Drawing from his experience as governor of Lagos between 1999 and 2007, Tinubu highlighted the legacy of technocratic governance instituted by enlisting talent from the private sector, tackling insecurity and crime through better funding for the police force, and investing in public services and infrastructure.
He believes that Nigeria is complex and variegated, and recognizing the strengths of each section of the country and providing the bases on which they can all thrive is the path to economic growth.
Tinubu plans to devolve more powers to the states to provide services and infrastructure projects, as well as more control over law enforcement.
He emphasized that Nigeria needs to focus on industrialisation and technological innovation, and low-interest loans must be channeled towards manufacturers and small- and medium-sized ventures. Tax credits and youth employment incentives will ensure the country’s productive capacity is better utilized.
To bolster food security and dampen imported inflation, Tinubu plans to expand credit to farmers through government-sponsored programs. Commodity boards will be established that guarantee minimum prices for strategic crops to increase certainty and production.
Tinubu also plans to establish agricultural hubs, including a land-clearing program in partnership with international agribusinesses, development agencies, and financial institutions, focusing on Nigeria’s 12 river basins.
Tinubu believes that rationalizing monetary policies that deter investment is essential, and the multiple exchange-rate regime must end to better align with market realities.
Tinubu also plans to ease the squeeze on foreign reserves caused by importing fuel by increasing refinery capacity, such as the Dangote refinery located within the Lekki Free Trade Zone in Lagos, and establishing similar zones across the country to give impetus to manufacturing and industrialization tailored to regional competitive advantages.
The harmful fuel subsidy, estimated to have cost $7.5bn in the first half of 2023, will be ended. The funds will be more productively used in joint investments with the private sector to create jobs in infrastructure, healthcare, education, and agriculture.
Tinubu believes that Nigeria needs not to increase tax rates but improve compliance by overhauling the system and deploying information technology to boost efficiency.

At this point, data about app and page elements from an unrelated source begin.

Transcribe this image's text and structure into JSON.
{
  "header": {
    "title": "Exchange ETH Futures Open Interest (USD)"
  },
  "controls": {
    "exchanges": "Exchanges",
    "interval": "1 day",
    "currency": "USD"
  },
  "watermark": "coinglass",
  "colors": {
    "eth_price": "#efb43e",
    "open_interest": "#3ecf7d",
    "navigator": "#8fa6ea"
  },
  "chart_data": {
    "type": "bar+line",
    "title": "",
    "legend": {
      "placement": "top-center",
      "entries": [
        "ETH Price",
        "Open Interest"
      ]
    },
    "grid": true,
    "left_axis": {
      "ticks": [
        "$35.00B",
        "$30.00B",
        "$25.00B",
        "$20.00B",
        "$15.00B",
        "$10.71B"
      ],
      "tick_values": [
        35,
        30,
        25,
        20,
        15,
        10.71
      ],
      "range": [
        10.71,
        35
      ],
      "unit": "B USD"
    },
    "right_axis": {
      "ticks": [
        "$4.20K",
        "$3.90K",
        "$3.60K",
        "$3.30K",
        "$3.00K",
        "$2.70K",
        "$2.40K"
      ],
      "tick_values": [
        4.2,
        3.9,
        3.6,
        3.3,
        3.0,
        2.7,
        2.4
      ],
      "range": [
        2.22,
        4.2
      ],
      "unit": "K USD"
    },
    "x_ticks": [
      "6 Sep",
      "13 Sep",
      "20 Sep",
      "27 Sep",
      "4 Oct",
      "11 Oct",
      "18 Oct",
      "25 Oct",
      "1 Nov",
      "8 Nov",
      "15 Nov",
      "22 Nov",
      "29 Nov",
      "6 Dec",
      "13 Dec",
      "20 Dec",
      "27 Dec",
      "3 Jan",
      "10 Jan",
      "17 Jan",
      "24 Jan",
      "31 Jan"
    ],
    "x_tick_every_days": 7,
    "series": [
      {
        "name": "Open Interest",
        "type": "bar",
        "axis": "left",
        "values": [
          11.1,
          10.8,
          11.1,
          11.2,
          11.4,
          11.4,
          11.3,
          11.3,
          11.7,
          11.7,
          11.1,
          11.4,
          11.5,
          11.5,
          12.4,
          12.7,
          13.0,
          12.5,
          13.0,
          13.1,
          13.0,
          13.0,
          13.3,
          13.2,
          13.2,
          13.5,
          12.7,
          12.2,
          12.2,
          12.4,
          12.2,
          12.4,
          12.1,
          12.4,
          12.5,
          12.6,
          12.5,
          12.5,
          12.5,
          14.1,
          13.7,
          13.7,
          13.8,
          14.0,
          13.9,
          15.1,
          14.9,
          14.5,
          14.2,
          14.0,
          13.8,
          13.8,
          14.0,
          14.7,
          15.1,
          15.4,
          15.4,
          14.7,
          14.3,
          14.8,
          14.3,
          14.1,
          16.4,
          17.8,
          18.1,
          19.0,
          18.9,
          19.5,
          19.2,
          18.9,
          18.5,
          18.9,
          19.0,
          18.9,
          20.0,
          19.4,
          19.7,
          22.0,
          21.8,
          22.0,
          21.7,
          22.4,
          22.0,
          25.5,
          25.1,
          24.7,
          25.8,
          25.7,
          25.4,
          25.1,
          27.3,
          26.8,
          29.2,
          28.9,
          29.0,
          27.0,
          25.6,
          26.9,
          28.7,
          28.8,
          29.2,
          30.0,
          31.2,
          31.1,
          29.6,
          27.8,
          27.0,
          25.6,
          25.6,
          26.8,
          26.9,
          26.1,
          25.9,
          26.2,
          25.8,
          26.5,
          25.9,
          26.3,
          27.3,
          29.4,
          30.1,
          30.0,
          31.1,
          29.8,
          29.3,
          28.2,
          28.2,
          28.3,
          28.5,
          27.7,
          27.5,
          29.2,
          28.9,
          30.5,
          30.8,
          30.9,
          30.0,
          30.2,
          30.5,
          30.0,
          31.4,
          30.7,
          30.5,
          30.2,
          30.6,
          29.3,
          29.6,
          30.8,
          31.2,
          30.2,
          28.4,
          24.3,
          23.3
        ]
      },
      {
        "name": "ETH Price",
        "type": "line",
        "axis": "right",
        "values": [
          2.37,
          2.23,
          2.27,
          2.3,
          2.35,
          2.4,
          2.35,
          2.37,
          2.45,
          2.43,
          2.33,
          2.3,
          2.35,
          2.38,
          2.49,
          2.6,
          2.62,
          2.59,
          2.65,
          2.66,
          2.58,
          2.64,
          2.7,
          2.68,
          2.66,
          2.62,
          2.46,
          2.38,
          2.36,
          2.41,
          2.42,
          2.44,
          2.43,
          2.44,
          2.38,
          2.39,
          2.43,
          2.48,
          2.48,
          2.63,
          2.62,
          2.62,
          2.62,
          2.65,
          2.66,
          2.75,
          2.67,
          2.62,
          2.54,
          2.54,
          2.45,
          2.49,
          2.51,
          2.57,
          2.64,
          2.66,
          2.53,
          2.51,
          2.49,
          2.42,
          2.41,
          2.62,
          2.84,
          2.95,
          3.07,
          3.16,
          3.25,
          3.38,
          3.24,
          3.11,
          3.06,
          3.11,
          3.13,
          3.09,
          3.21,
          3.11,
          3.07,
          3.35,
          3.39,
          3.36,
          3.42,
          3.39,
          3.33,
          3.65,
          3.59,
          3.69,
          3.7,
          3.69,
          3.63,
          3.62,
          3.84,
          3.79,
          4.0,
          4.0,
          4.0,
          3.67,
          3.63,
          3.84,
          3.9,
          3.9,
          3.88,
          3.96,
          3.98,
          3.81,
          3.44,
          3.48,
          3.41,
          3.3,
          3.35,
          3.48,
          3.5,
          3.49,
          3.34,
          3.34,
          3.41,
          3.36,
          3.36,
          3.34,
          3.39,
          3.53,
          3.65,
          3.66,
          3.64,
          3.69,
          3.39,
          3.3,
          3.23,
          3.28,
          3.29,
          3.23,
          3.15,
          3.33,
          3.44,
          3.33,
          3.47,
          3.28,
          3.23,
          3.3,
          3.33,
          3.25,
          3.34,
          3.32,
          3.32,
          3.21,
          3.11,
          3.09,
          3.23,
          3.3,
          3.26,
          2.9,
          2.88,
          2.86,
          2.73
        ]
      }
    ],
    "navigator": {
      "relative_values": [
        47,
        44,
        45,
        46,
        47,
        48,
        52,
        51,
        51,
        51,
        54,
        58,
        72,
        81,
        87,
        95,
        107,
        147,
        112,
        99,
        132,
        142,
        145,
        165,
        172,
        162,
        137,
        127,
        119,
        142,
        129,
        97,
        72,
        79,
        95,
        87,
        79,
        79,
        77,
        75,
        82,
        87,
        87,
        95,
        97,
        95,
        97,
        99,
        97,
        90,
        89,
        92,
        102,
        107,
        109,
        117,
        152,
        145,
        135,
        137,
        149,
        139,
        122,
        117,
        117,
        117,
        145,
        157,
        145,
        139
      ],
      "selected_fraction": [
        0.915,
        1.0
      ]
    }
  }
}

Tinubu’s plan is to bolster economic activity by connecting the nation through road, rail, bridges, and ports financed by rechannelled fuel-subsidy funds, public-private partnerships, and manageable public debt. This will help close the infrastructure gap that stymies growth.
Tinubu emphasized that the success of his government means active stewardship of a flourishing business environment, and private enterprise shall provide the needed jobs and economic growth in Nigeria. Tinubu pledges to deliver the platform on which the private sector and the average Nigerian can succeed.